  • 29% of individuals convicted of a violent offense, 34% convicted of a property offense, and 34% convicted of “other” offenses were reconvicted of the same category of offense.
  • 15% of drug offenders were reconvicted of a drug offense. (These offenders were more likely to be convicted of a driving or property offense than another drug offense.)
  • 2% of sex offenders were reconvicted of another sex offense.

Misdemeanants

A higher percentage of misdemeanants were convicted of a new offense within two years of return to their community, and misdemeanants were more likely to be convicted of a new, more serious offense. Within two years of return to their community:

  • 40% of misdemeanants were convicted of a new offense.
  • 15% of offenders convicted of a Class A (most serious) misdemeanor as the underlying (original) offense were convicted within two years of a more serious offense.
  • 40% of offenders who were convicted of a property crime were reconvicted of the same type of offense within two years.
  • 38% of offenders who were convicted of a violent crime were reconvicted of a violent offense within two years.
  • Misdemeanants convicted of a drug offense were the least likely to be reconvicted of a similar offense.

Policy Implications

The study suggests that Alaskan policy makers and administrators consider the following:

Allocating resources toward groups shown to be more likely to reoffend—misdemeanants—to reduce recidivism among this group. Data show this group is likely to reoffend and commit a more serious crime.

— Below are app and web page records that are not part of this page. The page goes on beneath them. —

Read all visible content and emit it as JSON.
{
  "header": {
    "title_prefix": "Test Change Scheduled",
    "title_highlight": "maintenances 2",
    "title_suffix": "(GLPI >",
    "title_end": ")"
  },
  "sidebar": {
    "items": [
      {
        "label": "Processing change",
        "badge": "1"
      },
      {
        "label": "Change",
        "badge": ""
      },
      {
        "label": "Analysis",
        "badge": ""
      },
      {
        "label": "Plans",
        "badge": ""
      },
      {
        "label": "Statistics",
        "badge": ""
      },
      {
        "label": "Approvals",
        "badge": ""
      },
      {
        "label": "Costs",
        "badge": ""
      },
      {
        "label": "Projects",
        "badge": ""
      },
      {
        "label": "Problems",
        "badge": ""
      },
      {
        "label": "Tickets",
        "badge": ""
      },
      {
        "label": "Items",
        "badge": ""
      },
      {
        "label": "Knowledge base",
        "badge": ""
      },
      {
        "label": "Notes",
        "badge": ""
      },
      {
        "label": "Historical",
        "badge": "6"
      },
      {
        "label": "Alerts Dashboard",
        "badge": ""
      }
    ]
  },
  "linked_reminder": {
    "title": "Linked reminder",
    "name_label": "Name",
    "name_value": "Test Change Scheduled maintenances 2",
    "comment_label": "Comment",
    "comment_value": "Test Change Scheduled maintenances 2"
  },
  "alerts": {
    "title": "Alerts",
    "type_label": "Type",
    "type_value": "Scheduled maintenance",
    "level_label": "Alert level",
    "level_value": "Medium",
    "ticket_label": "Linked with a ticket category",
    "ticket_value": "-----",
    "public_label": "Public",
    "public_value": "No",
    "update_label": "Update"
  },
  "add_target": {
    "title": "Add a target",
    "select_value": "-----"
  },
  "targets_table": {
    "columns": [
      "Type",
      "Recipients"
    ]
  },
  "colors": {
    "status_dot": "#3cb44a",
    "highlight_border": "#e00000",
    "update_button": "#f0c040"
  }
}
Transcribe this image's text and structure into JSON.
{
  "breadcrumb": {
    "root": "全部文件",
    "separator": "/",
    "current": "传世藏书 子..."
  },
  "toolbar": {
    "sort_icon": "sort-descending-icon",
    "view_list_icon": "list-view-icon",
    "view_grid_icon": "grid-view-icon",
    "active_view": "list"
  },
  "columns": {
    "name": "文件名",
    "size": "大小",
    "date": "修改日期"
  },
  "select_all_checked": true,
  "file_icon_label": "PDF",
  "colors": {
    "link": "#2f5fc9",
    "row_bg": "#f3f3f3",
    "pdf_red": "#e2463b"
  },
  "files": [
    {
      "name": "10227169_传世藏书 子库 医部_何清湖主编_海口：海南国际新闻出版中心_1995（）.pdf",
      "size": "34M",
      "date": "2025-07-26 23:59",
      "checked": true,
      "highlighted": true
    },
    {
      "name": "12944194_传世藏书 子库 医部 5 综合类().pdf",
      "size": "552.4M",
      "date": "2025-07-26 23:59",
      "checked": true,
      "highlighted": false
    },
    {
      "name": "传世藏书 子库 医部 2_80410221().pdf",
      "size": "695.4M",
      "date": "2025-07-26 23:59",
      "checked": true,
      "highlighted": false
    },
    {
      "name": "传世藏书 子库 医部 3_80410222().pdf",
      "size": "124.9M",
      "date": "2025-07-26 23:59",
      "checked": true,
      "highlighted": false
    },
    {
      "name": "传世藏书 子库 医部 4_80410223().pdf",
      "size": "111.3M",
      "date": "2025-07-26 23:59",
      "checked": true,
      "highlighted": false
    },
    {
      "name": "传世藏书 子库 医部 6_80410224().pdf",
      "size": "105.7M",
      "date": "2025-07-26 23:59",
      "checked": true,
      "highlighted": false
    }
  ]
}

Focusing on felons who commit violent, property, and “other” felonies. This group had the highest recidivism rate among felons, and these individuals were most likely to go on to commit a similar new offense.

Focusing on youthful offenders, Alaska Natives, Blacks, and those offenders with prior criminal records. The likelihood of reoffending was high for these groups.

The AJC also recommended examining why there was higher recidivism in Anchorage and Southeast than in other areas of the state.

The report also notes that recidivism rates for sex offenders, DUI, and felony drug offenders are relatively low. However, as indicated in “Notes on Recidivism” in this issue, when analyzing recidivism rates, the category of offense may affect the rate. Sex offenses, for example, are severely underreported to police.

The 2007 recidivism study by the AJC reviewed records for a much smaller number of offenders (1,934) who had been charged with a felony in 1999 and convicted of either a felony or a misdemeanor. That study also examined socio-economic, health, and substance abuse data for the sample. Analysis of the data showed that within 3 years, 66 percent of offenders were remanded to custody at least once for new offenses or violations of parole or probation. (For a summary of this report, see “Offender Recidivism Figures” in the Winter 2007 issue of the Forum.) Although socio-economic, health, and substance abuse data were not available for the offenders in this latest study, the comparison of felon and misdemeanant reoffending patterns provides additional information that can assist policymakers in decisions about resource allocation to reduce recidivism, especially with regard to Alaska’s Five-Year Prisoner Reentry Strategic Plan, 2011-2016 released by the Alaska Prisoner Reentry Task Force in 2011. (See “Alaska’s Five-Year Prisoner Reentry Strategic Plan, 2011-2016,” in the Summer/Fall 2011 issue of the Forum.) The 2011 Alaska Judicial Council recidivism report is available at http://www.ajc.state.ak.us/reports/recid2011.pdf.